= Information supplied =

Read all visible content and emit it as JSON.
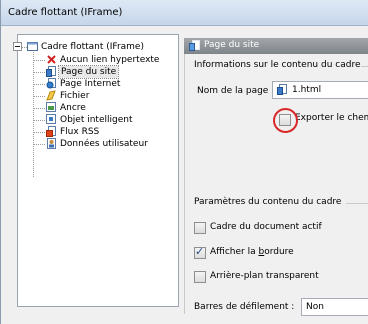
{
  "window": {
    "title": "Cadre flottant (IFrame)"
  },
  "tree": {
    "root": {
      "label": "Cadre flottant (IFrame)",
      "icon": "frame-icon"
    },
    "items": [
      {
        "label": "Aucun lien hypertexte",
        "icon": "no-link-icon",
        "selected": false
      },
      {
        "label": "Page du site",
        "icon": "site-page-icon",
        "selected": true
      },
      {
        "label": "Page Internet",
        "icon": "internet-page-icon",
        "selected": false
      },
      {
        "label": "Fichier",
        "icon": "file-icon",
        "selected": false
      },
      {
        "label": "Ancre",
        "icon": "anchor-icon",
        "selected": false
      },
      {
        "label": "Objet intelligent",
        "icon": "smart-object-icon",
        "selected": false
      },
      {
        "label": "Flux RSS",
        "icon": "rss-icon",
        "selected": false
      },
      {
        "label": "Données utilisateur",
        "icon": "user-data-icon",
        "selected": false
      }
    ]
  },
  "panel": {
    "header": "Page du site",
    "info_title": "Informations sur le contenu du cadre",
    "page_name_label": "Nom de la page :",
    "page_name_value": "1.html",
    "export_label": "Exporter le chem",
    "export_checked": false,
    "settings_title": "Paramètres du contenu du cadre",
    "checkboxes": [
      {
        "label_pre": "Cadre du document actif",
        "underline": "",
        "label_post": "",
        "checked": false
      },
      {
        "label_pre": "Afficher la ",
        "underline": "b",
        "label_post": "ordure",
        "checked": true
      },
      {
        "label_pre": "Arrière-plan transparent",
        "underline": "",
        "label_post": "",
        "checked": false
      }
    ],
    "scrollbars_label": "Barres de défilement :",
    "scrollbars_value": "Non"
  },
  "colors": {
    "highlight_circle": "#d8282a",
    "header_band": "#8c9196",
    "check_mark": "#2a4a8a"
  }
}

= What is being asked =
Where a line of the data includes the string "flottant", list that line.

= Result of this task =
    "title": "Cadre flottant (IFrame)"
      "label": "Cadre flottant (IFrame)",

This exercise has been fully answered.